We are so excited to spotlight Emeizmi Mandagi! Born in Jakarta, Indonesia, Emeizmi immigrated to the United States with her asylum-seeking family when she was two years old. As ASAP’s Operations and Membership Engagement Associate, you might find Emeizmi welcoming new members, working on resources about the asylum process, answering members’ questions, and helping ASAP’s operations run smoothly behind the scenes.
“When I was a child, my family and I left Indonesia, a country we called home, to start anew in the hopes of building a better life,” says Emeizmi. “I grew up navigating a complex and inhumane immigration system alongside my family – a system that can prompt feelings of fear, isolation, and confusion. Ultimately, my family and I did not win our asylum case but instead we were granted withholding of removal. My personal experiences as an immigrant fuel my desire to do work that centers the stories of asylum seekers, and to make space for asylum seekers to advocate for the changes they want to see in our asylum system.”
During her first year in college at the University of California, Irvine, Emeizmi interviewed two friends, both of them Iraqi refugees, for a journalism paper. Moved by their stories of leaving Iraq to seek safety in the United States following the U.S. invasion in 2003, Emeizmi decided to major in International Studies, with a focus on the Middle East and North Africa.
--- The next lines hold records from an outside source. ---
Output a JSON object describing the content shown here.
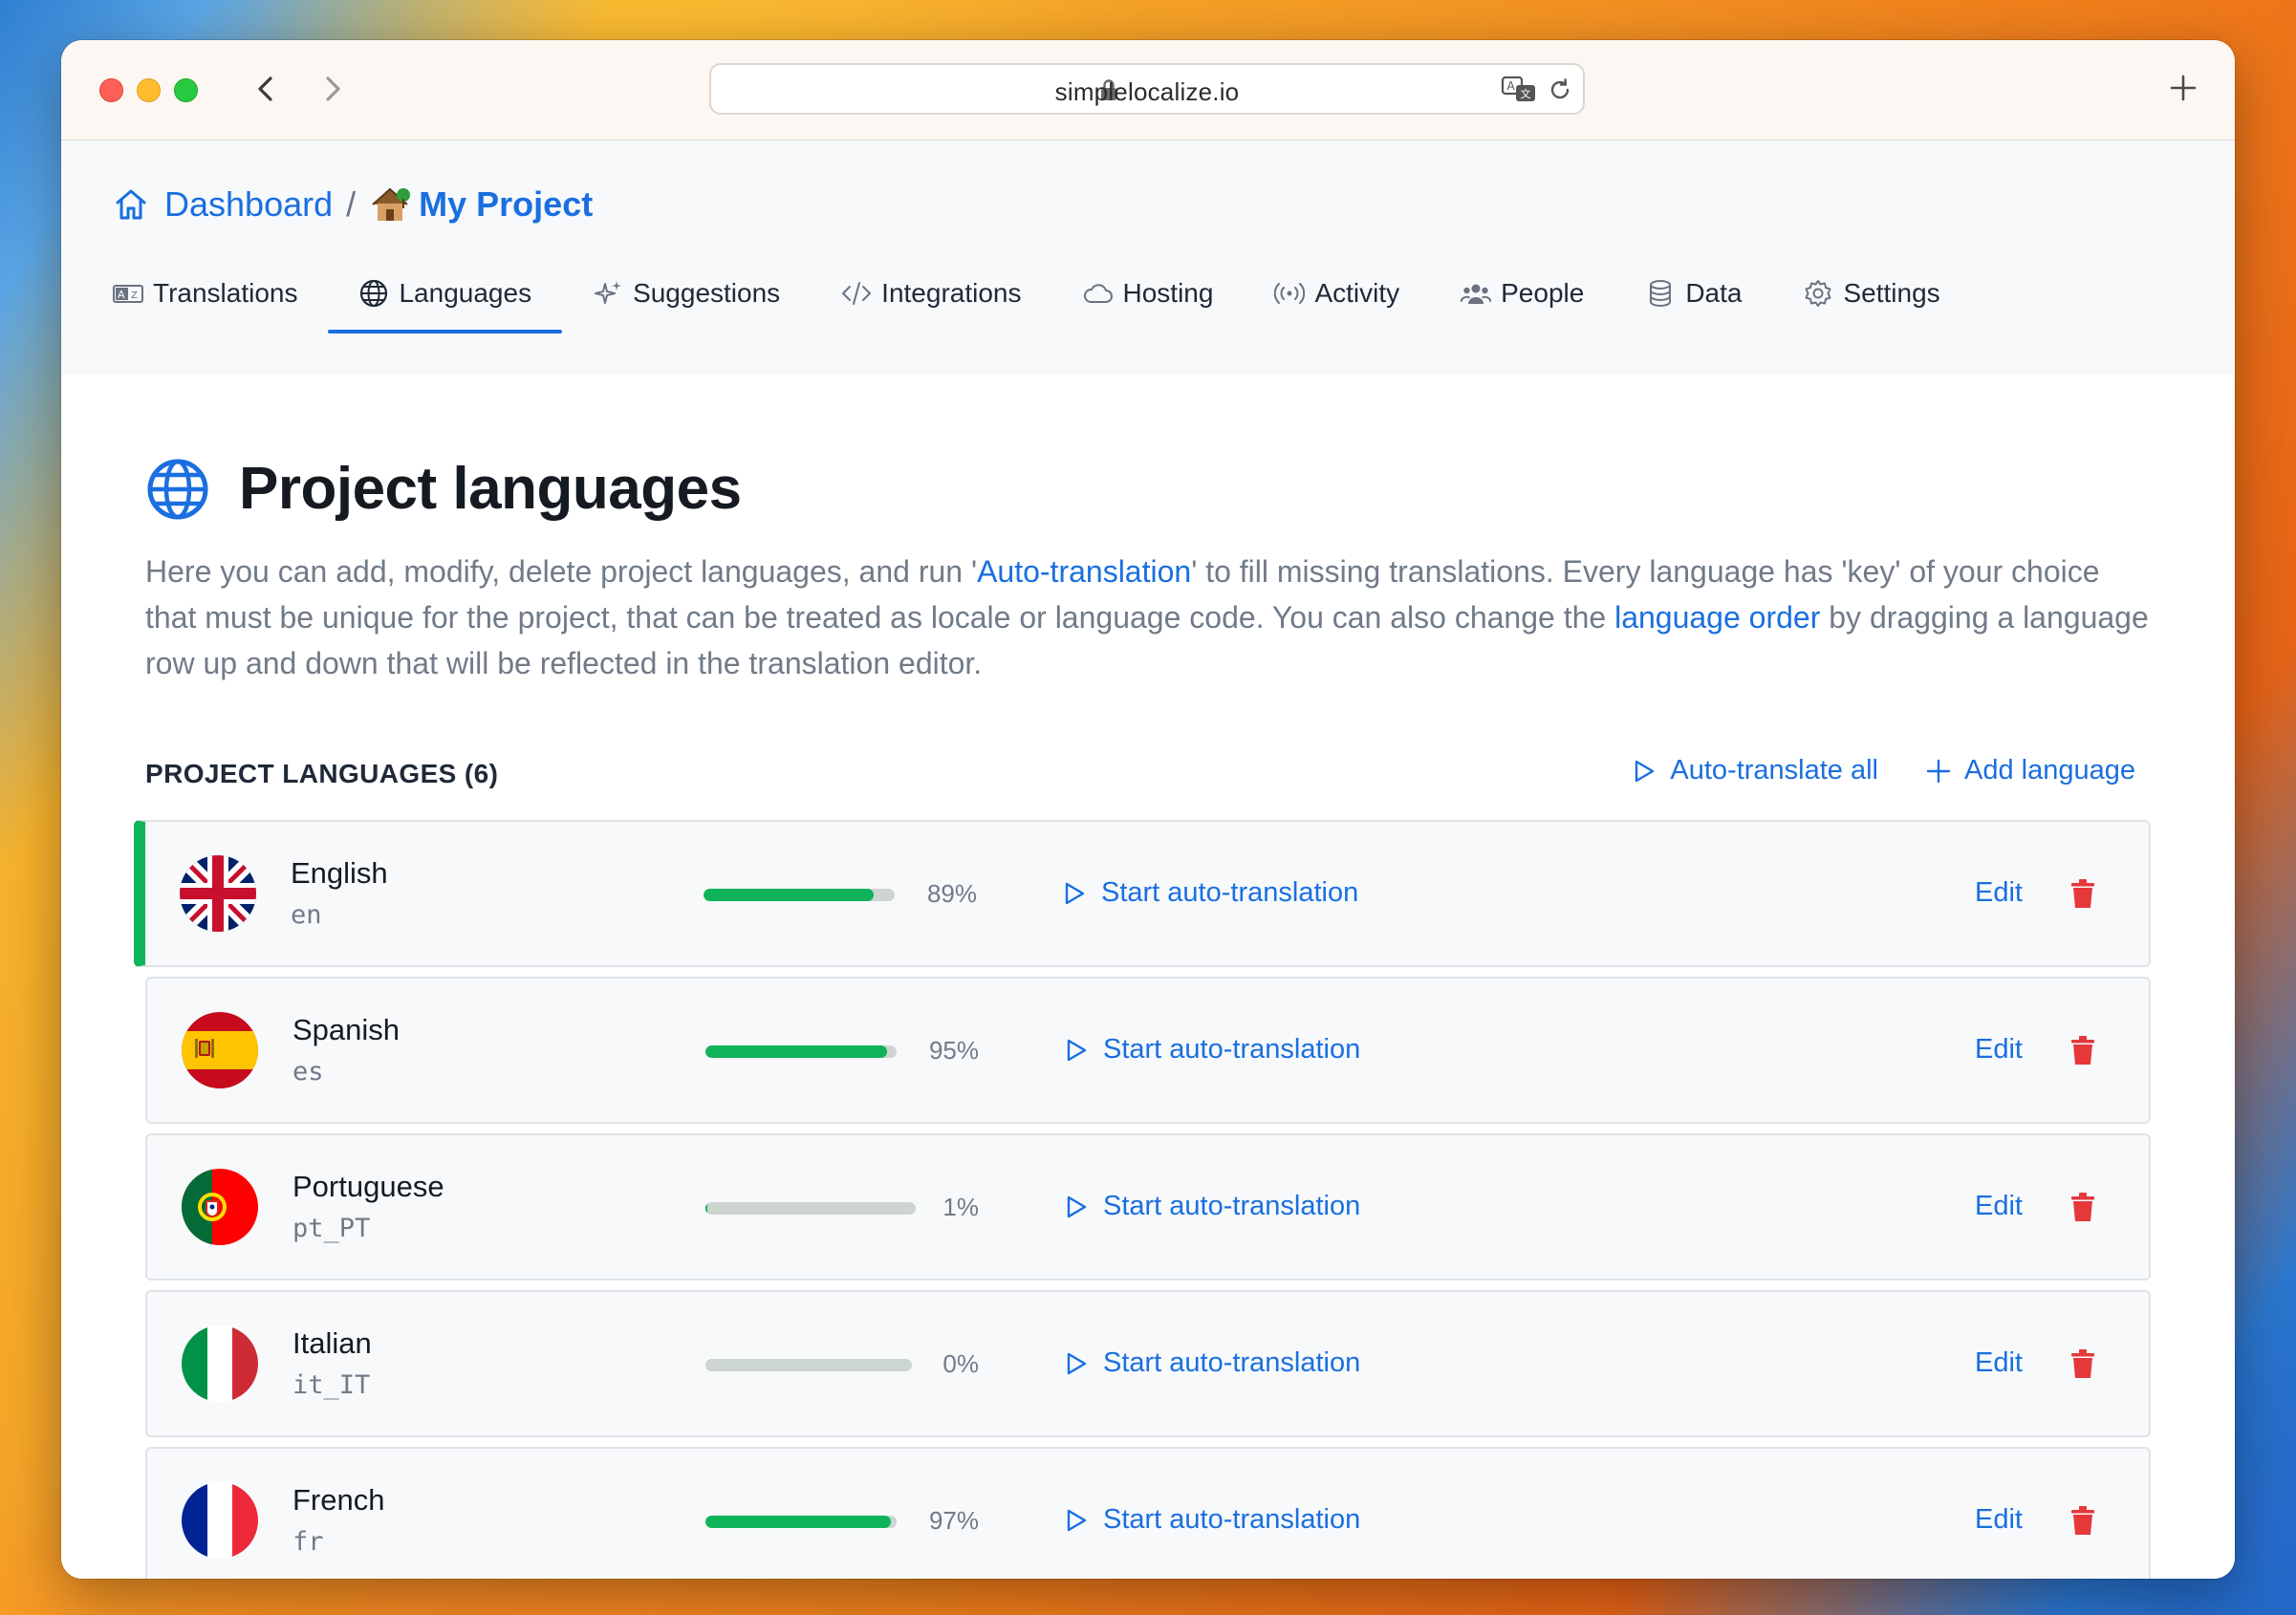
{
  "browser": {
    "url": "simplelocalize.io"
  },
  "breadcrumb": {
    "dashboard": "Dashboard",
    "separator": "/",
    "project": "My Project"
  },
  "tabs": [
    {
      "label": "Translations",
      "icon": "translations-icon",
      "active": false
    },
    {
      "label": "Languages",
      "icon": "globe-icon",
      "active": true
    },
    {
      "label": "Suggestions",
      "icon": "sparkles-icon",
      "active": false
    },
    {
      "label": "Integrations",
      "icon": "code-icon",
      "active": false
    },
    {
      "label": "Hosting",
      "icon": "cloud-icon",
      "active": false
    },
    {
      "label": "Activity",
      "icon": "broadcast-icon",
      "active": false
    },
    {
      "label": "People",
      "icon": "people-icon",
      "active": false
    },
    {
      "label": "Data",
      "icon": "database-icon",
      "active": false
    },
    {
      "label": "Settings",
      "icon": "gear-icon",
      "active": false
    }
  ],
  "page": {
    "title": "Project languages",
    "description_1": "Here you can add, modify, delete project languages, and run '",
    "description_link_1": "Auto-translation",
    "description_2": "' to fill missing translations. Every language has 'key' of your choice that must be unique for the project, that can be treated as locale or language code. You can also change the ",
    "description_link_2": "language order",
    "description_3": " by dragging a language row up and down that will be reflected in the translation editor."
  },
  "section": {
    "title": "PROJECT LANGUAGES (6)",
    "auto_translate_all": "Auto-translate all",
    "add_language": "Add language"
  },
  "row_actions": {
    "start_auto_translation": "Start auto-translation",
    "edit": "Edit"
  },
  "languages": [
    {
      "name": "English",
      "code": "en",
      "progress": 89,
      "progress_label": "89%",
      "flag": "uk-flag-icon",
      "selected": true
    },
    {
      "name": "Spanish",
      "code": "es",
      "progress": 95,
      "progress_label": "95%",
      "flag": "spain-flag-icon",
      "selected": false
    },
    {
      "name": "Portuguese",
      "code": "pt_PT",
      "progress": 1,
      "progress_label": "1%",
      "flag": "portugal-flag-icon",
      "selected": false
    },
    {
      "name": "Italian",
      "code": "it_IT",
      "progress": 0,
      "progress_label": "0%",
      "flag": "italy-flag-icon",
      "selected": false
    },
    {
      "name": "French",
      "code": "fr",
      "progress": 97,
      "progress_label": "97%",
      "flag": "france-flag-icon",
      "selected": false
    }
  ],
  "colors": {
    "accent": "#1a6fe0",
    "progress": "#0fb35a",
    "delete": "#e5383b"
  }
}
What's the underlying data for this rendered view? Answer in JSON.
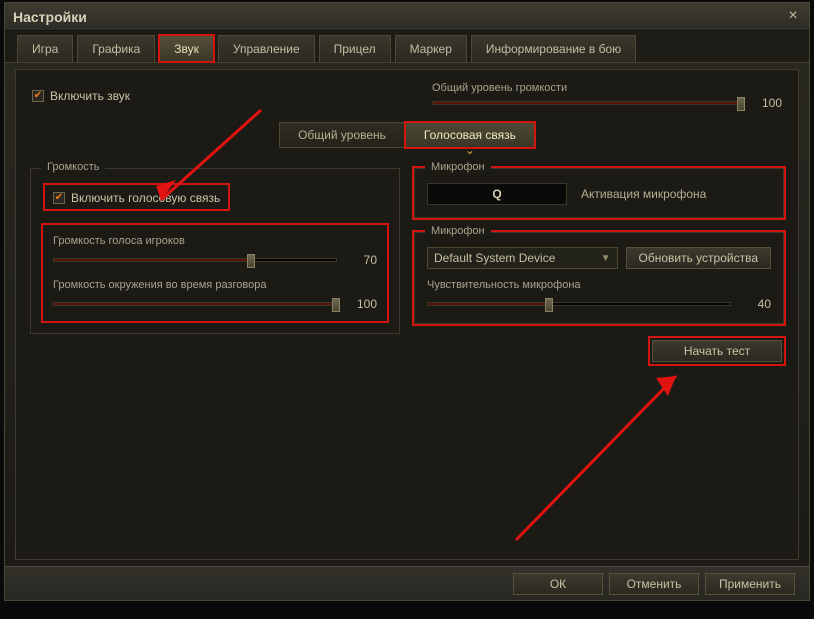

Through her studies, she hoped to engage in research that would better inform U.S. Middle East policy in a way that centers the needs and desires of the communities being affected by these policies. After college, she began working in the national security and counterterrorism fields, but she quickly felt that her work wasn’t aligning with her values — she wanted to see communities be involved in the work that serves them. In May 2021, she joined ASAP.
“It has been an immense privilege to be able to work alongside such a resilient and courageous community of asylum seekers – a community I am a part of. I am endlessly inspired by their perseverance to build a more just and humane asylum system, one that is built by the asylum seekers impacted by this very system.”
When Emeizmi’s not working on ASAP’s operations or building member power, she might be taking aerial classes, listening to podcasts, or reading in her Brooklyn apartment. We feel so lucky to get to work with Emeizmi! To learn more about her and the other staff members at ASAP, please visit our staff page.